**App and web page records**
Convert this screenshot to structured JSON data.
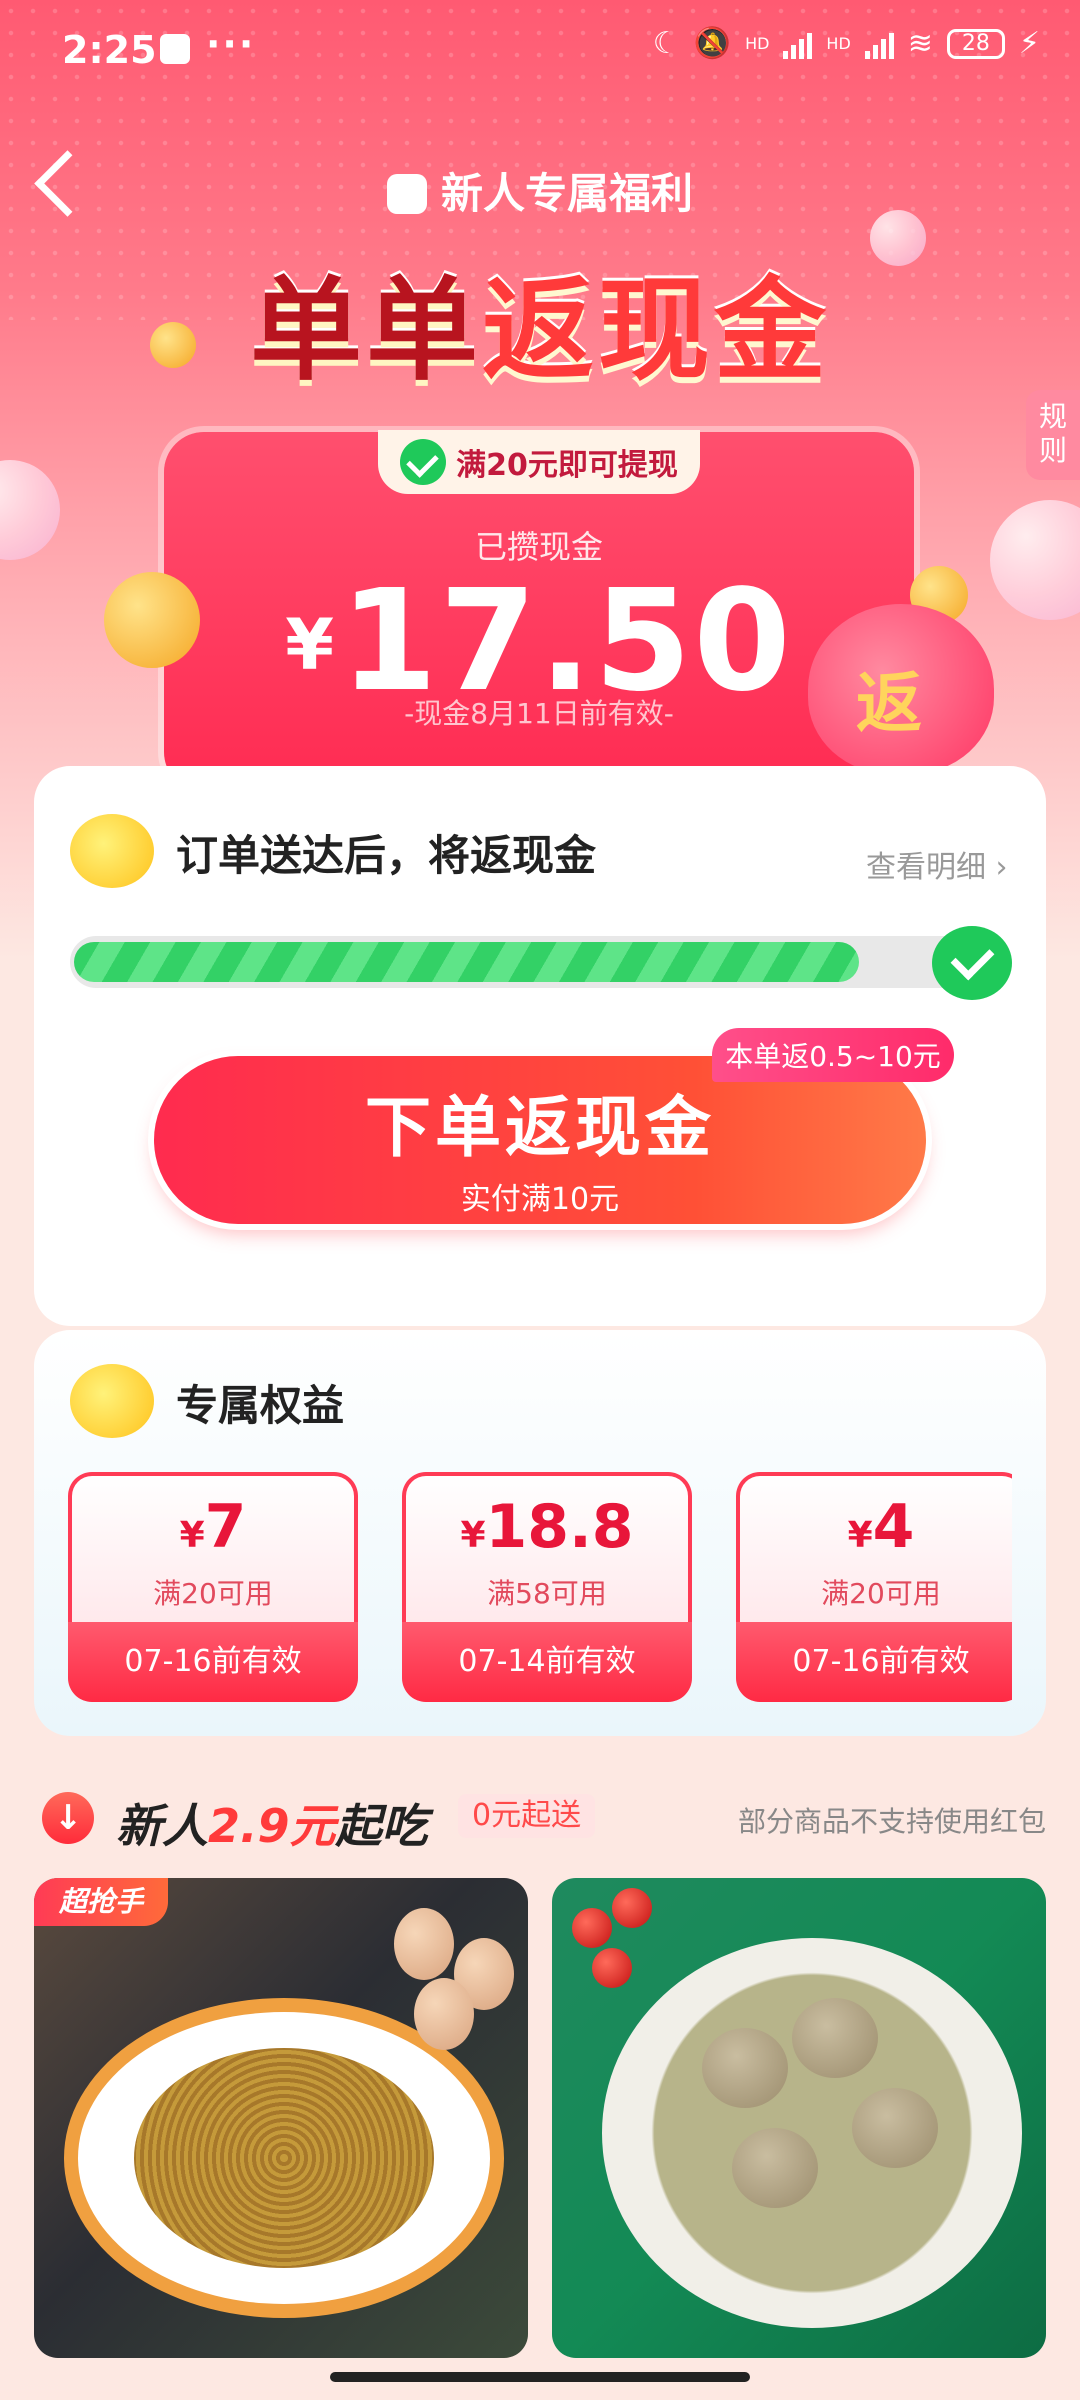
{
  "status_bar": {
    "time": "2:25",
    "dots": "···",
    "hd1": "HD",
    "hd2": "HD",
    "battery": "28"
  },
  "header": {
    "brand": "新人专属福利",
    "title_part1": "单单",
    "title_part2": "返现金",
    "rules": "规则"
  },
  "cash": {
    "pill_text": "满20元即可提现",
    "label": "已攒现金",
    "currency": "¥",
    "amount": "17.50",
    "validity": "-现金8月11日前有效-",
    "bag_char": "返"
  },
  "progress_section": {
    "title": "订单送达后，将返现金",
    "detail_link": "查看明细",
    "progress": 0.85,
    "tag": "本单返0.5~10元",
    "button_label": "下单返现金",
    "button_sub": "实付满10元"
  },
  "benefits": {
    "title": "专属权益",
    "coupons": [
      {
        "currency": "¥",
        "value": "7",
        "condition": "满20可用",
        "expiry": "07-16前有效"
      },
      {
        "currency": "¥",
        "value": "18.8",
        "condition": "满58可用",
        "expiry": "07-14前有效"
      },
      {
        "currency": "¥",
        "value": "4",
        "condition": "满20可用",
        "expiry": "07-16前有效"
      }
    ]
  },
  "newbie": {
    "title_a": "新人",
    "title_b": "2.9元",
    "title_c": "起吃",
    "badge": "0元起送",
    "note": "部分商品不支持使用红包",
    "food_tag": "超抢手"
  },
  "colors": {
    "primary": "#ff2b52",
    "green": "#1fc95a",
    "bg": "#fde8e2"
  }
}
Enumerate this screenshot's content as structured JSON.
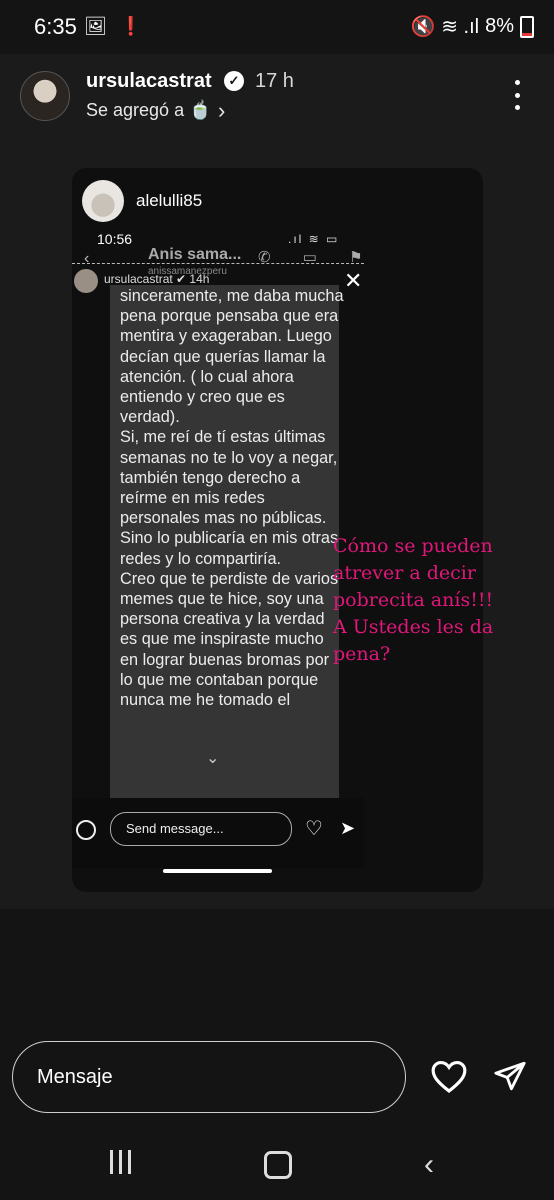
{
  "status": {
    "time": "6:35",
    "battery": "8%",
    "left_icons": "🖼 ❗",
    "right_icons": "🔇 ≋ .ıl"
  },
  "story": {
    "username": "ursulacastrat",
    "time_ago": "17 h",
    "added_label": "Se agregó a 🍵",
    "chevron": "›"
  },
  "card": {
    "username": "alelulli85",
    "inner_time": "10:56",
    "inner_status_icons": ".ıl ≋ ▭",
    "inner_back": "‹",
    "inner_header_name": "Anis sama...",
    "inner_header_handle": "anissamanezperu",
    "inner_tools": "✆ ▭ ⚑",
    "inner_overlay_user": "ursulacastrat ✔ 14h",
    "close": "✕",
    "message": "sinceramente, me daba mucha pena porque pensaba que era mentira y exageraban. Luego decían que querías llamar la atención. ( lo cual ahora entiendo y creo que es verdad).\nSi, me reí de tí estas últimas semanas no te lo voy a negar, también tengo derecho a reírme en mis redes personales mas no públicas. Sino lo publicaría en mis otras redes y lo compartiría.\nCreo que te perdiste de varios memes que te hice, soy una persona creativa y la verdad es que me inspiraste mucho en lograr buenas bromas por lo que me contaban porque nunca me he tomado el",
    "inner_chevron": "⌄",
    "input_placeholder": "Send message...",
    "heart": "♡",
    "send": "➤",
    "overlay_note": "Cómo se pueden atrever a decir pobrecita anís!!!\nA Ustedes les da pena?"
  },
  "reply": {
    "placeholder": "Mensaje"
  },
  "colors": {
    "accent_pink": "#e0177a",
    "background": "#141414"
  }
}
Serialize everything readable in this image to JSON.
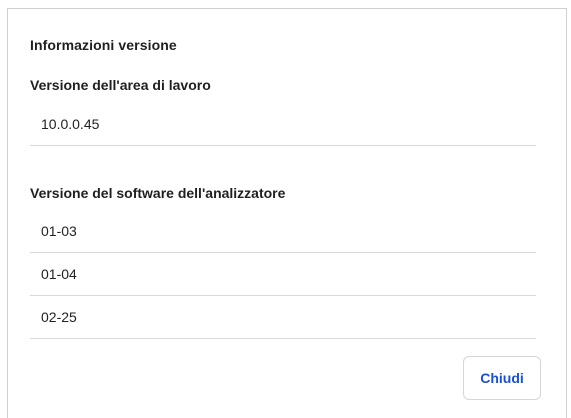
{
  "dialog": {
    "title": "Informazioni versione",
    "workspace": {
      "heading": "Versione dell'area di lavoro",
      "value": "10.0.0.45"
    },
    "analyzer": {
      "heading": "Versione del software dell'analizzatore",
      "versions": [
        "01-03",
        "01-04",
        "02-25"
      ]
    },
    "close_label": "Chiudi"
  },
  "colors": {
    "accent": "#1a4fd6",
    "divider": "#d9d9d9",
    "border": "#cfcfcf"
  }
}
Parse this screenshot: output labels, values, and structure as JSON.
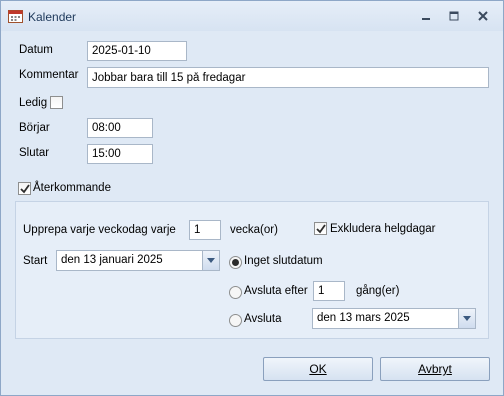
{
  "window": {
    "title": "Kalender"
  },
  "form": {
    "datum_label": "Datum",
    "datum_value": "2025-01-10",
    "kommentar_label": "Kommentar",
    "kommentar_value": "Jobbar bara till 15 på fredagar",
    "ledig_label": "Ledig",
    "ledig_checked": false,
    "borjar_label": "Börjar",
    "borjar_value": "08:00",
    "slutar_label": "Slutar",
    "slutar_value": "15:00",
    "aterkommande_label": "Återkommande",
    "aterkommande_checked": true
  },
  "recurrence": {
    "repeat_label": "Upprepa varje veckodag varje",
    "repeat_value": "1",
    "repeat_unit": "vecka(or)",
    "exclude_label": "Exkludera helgdagar",
    "exclude_checked": true,
    "start_label": "Start",
    "start_value": "den 13 januari 2025",
    "no_end_label": "Inget slutdatum",
    "end_after_label": "Avsluta efter",
    "end_after_value": "1",
    "end_after_unit": "gång(er)",
    "end_on_label": "Avsluta",
    "end_on_value": "den 13 mars 2025",
    "selected_option": "no_end"
  },
  "buttons": {
    "ok": "OK",
    "cancel": "Avbryt"
  },
  "colors": {
    "title_text": "#1e395b",
    "titlebar": "#dbe6f4",
    "body": "#dfe9f5"
  }
}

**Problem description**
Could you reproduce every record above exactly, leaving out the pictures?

**Task answer**
Convert this screenshot to structured JSON data.
{
  "status_bar": {
    "time": "2:25",
    "dots": "···",
    "hd1": "HD",
    "hd2": "HD",
    "battery": "28"
  },
  "header": {
    "brand": "新人专属福利",
    "title_part1": "单单",
    "title_part2": "返现金",
    "rules": "规则"
  },
  "cash": {
    "pill_text": "满20元即可提现",
    "label": "已攒现金",
    "currency": "¥",
    "amount": "17.50",
    "validity": "-现金8月11日前有效-",
    "bag_char": "返"
  },
  "progress_section": {
    "title": "订单送达后，将返现金",
    "detail_link": "查看明细",
    "progress": 0.85,
    "tag": "本单返0.5~10元",
    "button_label": "下单返现金",
    "button_sub": "实付满10元"
  },
  "benefits": {
    "title": "专属权益",
    "coupons": [
      {
        "currency": "¥",
        "value": "7",
        "condition": "满20可用",
        "expiry": "07-16前有效"
      },
      {
        "currency": "¥",
        "value": "18.8",
        "condition": "满58可用",
        "expiry": "07-14前有效"
      },
      {
        "currency": "¥",
        "value": "4",
        "condition": "满20可用",
        "expiry": "07-16前有效"
      }
    ]
  },
  "newbie": {
    "title_a": "新人",
    "title_b": "2.9元",
    "title_c": "起吃",
    "badge": "0元起送",
    "note": "部分商品不支持使用红包",
    "food_tag": "超抢手"
  },
  "colors": {
    "primary": "#ff2b52",
    "green": "#1fc95a",
    "bg": "#fde8e2"
  }
}
Enumerate this screenshot's content as structured JSON.
{
  "status": {
    "time": "6:35",
    "battery": "8%",
    "left_icons": "🖼 ❗",
    "right_icons": "🔇 ≋ .ıl"
  },
  "story": {
    "username": "ursulacastrat",
    "time_ago": "17 h",
    "added_label": "Se agregó a 🍵",
    "chevron": "›"
  },
  "card": {
    "username": "alelulli85",
    "inner_time": "10:56",
    "inner_status_icons": ".ıl ≋ ▭",
    "inner_back": "‹",
    "inner_header_name": "Anis sama...",
    "inner_header_handle": "anissamanezperu",
    "inner_tools": "✆ ▭ ⚑",
    "inner_overlay_user": "ursulacastrat ✔ 14h",
    "close": "✕",
    "message": "sinceramente, me daba mucha pena porque pensaba que era mentira y exageraban. Luego decían que querías llamar la atención. ( lo cual ahora entiendo y creo que es verdad).\nSi, me reí de tí estas últimas semanas no te lo voy a negar, también tengo derecho a reírme en mis redes personales mas no públicas. Sino lo publicaría en mis otras redes y lo compartiría.\nCreo que te perdiste de varios memes que te hice, soy una persona creativa y la verdad es que me inspiraste mucho en lograr buenas bromas por lo que me contaban porque nunca me he tomado el",
    "inner_chevron": "⌄",
    "input_placeholder": "Send message...",
    "heart": "♡",
    "send": "➤",
    "overlay_note": "Cómo se pueden atrever a decir pobrecita anís!!!\nA Ustedes les da pena?"
  },
  "reply": {
    "placeholder": "Mensaje"
  },
  "colors": {
    "accent_pink": "#e0177a",
    "background": "#141414"
  }
}
Serialize everything readable in this image to JSON.
{
  "dialog": {
    "title": "Informazioni versione",
    "workspace": {
      "heading": "Versione dell'area di lavoro",
      "value": "10.0.0.45"
    },
    "analyzer": {
      "heading": "Versione del software dell'analizzatore",
      "versions": [
        "01-03",
        "01-04",
        "02-25"
      ]
    },
    "close_label": "Chiudi"
  },
  "colors": {
    "accent": "#1a4fd6",
    "divider": "#d9d9d9",
    "border": "#cfcfcf"
  }
}
Parse this screenshot: output labels, values, and structure as JSON.
{
  "window": {
    "title": "Kalender"
  },
  "form": {
    "datum_label": "Datum",
    "datum_value": "2025-01-10",
    "kommentar_label": "Kommentar",
    "kommentar_value": "Jobbar bara till 15 på fredagar",
    "ledig_label": "Ledig",
    "ledig_checked": false,
    "borjar_label": "Börjar",
    "borjar_value": "08:00",
    "slutar_label": "Slutar",
    "slutar_value": "15:00",
    "aterkommande_label": "Återkommande",
    "aterkommande_checked": true
  },
  "recurrence": {
    "repeat_label": "Upprepa varje veckodag varje",
    "repeat_value": "1",
    "repeat_unit": "vecka(or)",
    "exclude_label": "Exkludera helgdagar",
    "exclude_checked": true,
    "start_label": "Start",
    "start_value": "den 13 januari 2025",
    "no_end_label": "Inget slutdatum",
    "end_after_label": "Avsluta efter",
    "end_after_value": "1",
    "end_after_unit": "gång(er)",
    "end_on_label": "Avsluta",
    "end_on_value": "den 13 mars 2025",
    "selected_option": "no_end"
  },
  "buttons": {
    "ok": "OK",
    "cancel": "Avbryt"
  },
  "colors": {
    "title_text": "#1e395b",
    "titlebar": "#dbe6f4",
    "body": "#dfe9f5"
  }
}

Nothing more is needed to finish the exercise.